Rhode Island Probate Attorney

Attorney Christopher E. Friel is an experienced probate court attorney who practices before the probate courts throughout the State of Rhode Island.  Attorney Friel understands and appreciates the difficulty of losing a loved one. "Estate Administration" is the legal process of handling decedent’s affairs. The settlement process differs depending on whether a will or trust was utilized to plan the estate, as well as the size and nature of the assets in the estate.  In instances when the decedent had no will or trust in effect at the time of his or her passing, the laws of the State of Rhode Island control the distribution of the estate.  
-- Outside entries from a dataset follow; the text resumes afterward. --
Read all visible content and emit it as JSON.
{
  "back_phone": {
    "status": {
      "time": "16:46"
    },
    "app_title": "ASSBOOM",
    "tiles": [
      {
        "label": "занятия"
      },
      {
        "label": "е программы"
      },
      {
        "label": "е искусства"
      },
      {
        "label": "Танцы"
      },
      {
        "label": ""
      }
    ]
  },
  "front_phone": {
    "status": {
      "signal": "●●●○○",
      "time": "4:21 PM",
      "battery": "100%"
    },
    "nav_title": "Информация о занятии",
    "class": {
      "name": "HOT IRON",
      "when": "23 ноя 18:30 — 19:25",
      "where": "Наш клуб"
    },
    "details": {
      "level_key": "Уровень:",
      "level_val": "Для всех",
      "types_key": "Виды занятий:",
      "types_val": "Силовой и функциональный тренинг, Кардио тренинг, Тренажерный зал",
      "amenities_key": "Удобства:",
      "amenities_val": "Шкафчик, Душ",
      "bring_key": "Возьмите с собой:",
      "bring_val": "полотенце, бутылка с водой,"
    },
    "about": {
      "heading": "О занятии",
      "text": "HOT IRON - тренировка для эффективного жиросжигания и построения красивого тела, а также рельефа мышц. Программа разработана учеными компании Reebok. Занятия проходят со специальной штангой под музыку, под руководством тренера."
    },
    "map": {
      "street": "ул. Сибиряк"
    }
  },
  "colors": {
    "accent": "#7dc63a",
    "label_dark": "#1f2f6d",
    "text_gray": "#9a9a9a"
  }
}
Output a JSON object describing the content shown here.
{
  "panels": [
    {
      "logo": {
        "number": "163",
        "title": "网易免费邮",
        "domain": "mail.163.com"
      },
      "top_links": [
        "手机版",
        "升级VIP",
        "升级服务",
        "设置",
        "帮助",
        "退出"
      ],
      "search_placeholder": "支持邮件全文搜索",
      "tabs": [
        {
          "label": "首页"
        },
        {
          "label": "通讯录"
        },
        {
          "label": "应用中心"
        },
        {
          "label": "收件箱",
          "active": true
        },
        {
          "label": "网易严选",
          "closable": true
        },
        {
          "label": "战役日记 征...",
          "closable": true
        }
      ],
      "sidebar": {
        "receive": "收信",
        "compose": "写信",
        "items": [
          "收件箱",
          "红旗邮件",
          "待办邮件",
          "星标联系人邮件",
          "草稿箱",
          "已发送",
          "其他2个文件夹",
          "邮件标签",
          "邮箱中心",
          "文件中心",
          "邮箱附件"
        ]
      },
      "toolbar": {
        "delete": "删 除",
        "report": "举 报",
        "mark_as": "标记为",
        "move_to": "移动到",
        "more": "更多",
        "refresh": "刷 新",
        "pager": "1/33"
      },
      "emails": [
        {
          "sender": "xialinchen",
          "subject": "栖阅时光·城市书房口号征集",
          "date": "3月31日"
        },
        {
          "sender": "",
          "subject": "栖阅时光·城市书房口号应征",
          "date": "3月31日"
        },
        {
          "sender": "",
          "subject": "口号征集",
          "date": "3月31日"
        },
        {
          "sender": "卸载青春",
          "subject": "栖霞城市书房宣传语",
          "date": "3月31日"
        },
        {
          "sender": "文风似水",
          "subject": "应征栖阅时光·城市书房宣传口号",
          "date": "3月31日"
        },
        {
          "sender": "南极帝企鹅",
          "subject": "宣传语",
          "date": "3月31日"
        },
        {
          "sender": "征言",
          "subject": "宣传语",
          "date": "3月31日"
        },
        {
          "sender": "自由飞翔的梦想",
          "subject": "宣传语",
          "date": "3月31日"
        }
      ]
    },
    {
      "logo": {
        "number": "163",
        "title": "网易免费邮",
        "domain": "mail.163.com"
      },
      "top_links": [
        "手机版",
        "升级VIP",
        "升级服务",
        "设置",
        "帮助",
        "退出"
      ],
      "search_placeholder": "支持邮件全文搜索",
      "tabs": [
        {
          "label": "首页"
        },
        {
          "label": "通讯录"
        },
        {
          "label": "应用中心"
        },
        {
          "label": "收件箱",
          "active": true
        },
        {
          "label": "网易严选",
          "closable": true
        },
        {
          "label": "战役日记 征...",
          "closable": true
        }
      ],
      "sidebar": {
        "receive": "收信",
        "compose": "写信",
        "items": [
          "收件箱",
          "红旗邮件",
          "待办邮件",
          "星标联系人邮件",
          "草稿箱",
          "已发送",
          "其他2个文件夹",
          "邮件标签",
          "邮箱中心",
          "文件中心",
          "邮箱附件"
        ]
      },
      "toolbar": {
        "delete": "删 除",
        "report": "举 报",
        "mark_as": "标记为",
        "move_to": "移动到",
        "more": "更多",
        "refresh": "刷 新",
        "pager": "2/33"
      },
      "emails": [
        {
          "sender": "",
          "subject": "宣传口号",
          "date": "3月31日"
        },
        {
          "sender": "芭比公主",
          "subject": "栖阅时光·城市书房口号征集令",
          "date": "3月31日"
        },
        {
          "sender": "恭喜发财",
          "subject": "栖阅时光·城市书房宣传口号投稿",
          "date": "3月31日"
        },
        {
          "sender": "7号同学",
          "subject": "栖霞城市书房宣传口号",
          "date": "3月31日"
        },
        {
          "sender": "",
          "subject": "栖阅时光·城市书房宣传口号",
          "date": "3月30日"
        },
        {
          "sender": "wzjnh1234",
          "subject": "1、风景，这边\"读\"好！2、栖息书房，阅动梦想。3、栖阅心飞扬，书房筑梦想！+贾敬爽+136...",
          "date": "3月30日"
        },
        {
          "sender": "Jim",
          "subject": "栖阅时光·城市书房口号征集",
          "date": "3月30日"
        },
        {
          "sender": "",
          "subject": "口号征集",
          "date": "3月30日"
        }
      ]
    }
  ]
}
What Happens to My Estate if I Die without a Will or Trust?

Laws of Intestacy

If an individual dies without having an estate plan in effect, his/her estate will pass in accordance with Rhode Island's rules of descent.  According to Rhode Island General Laws, section 33-1-1, "[w]henever any person having title to any real estate of inheritance shall die intestate as to such estate, it shall descend and pass in equal portions to his or her kindred, in the following course:

  1. First to the intestate's children or their descendants, if there are any.

  2. Second if there be no children nor their descendants, then to the intestate's parents in equal shares, or to the surviving parent.

  3. Third if there is no parent, then to the intestate's brothers and sisters, and their descendants."

Furthermore, the law provides that "[i]f the intestate has no surviving parent, nor brother, nor sister, nor their descendants, the inheritance shall go in equal moieties to the intestate's paternal and maternal kindred, each in the following course: 
  1. First to the grandparents, in equal shares, if any there be.
  2. Second if there be no grandparent, then to the uncles and aunts, or their descendants by representation, or such of them as there be.

  3. Third if there be no grandparent, nor uncle, nor aunt, nor their descendants, then to the great grandparents in equal shares, if any there be.

  4. Fourth if there be no great grandparent, then to the great uncles and great aunts or their descendants by representation, or such of them as there be; and so on, in other cases, without end, passing to the nearest lineal ancestors and their descendants or such of them as there be. 

Rights of a Surviving Spouse

Rhode Island law does provide for a surviving spouse.  In particular, whenever the intestate dies and leaves a surviving spouse, the real estate of the intestate shall descend and pass to the surviving spouse for his or her natural life.  In addition to a life estate in the decedents real estate, a surviving spouse is also entitled to a spousal allowance pursuant to sections 33-1-6 and 33-1-10 of Rhode Island General Laws.   

Contact an Experienced Probate Court Attorney

Estate administration, whether administered through the probate court or privately administered via a trust agreement, includes valuing assets, determining how they are titled, gathering and paying estate debts (such as funeral bills, valid debts, administration costs, and taxes), and transferring net estate assets to designated beneficiaries pursuant to the terms of decedent’s will, trust, or laws of intestacy.  If you require assistance in the administration of an estate, contact Attorney Christopher E. Friel to discuss you matter at 401-737-4200 x23.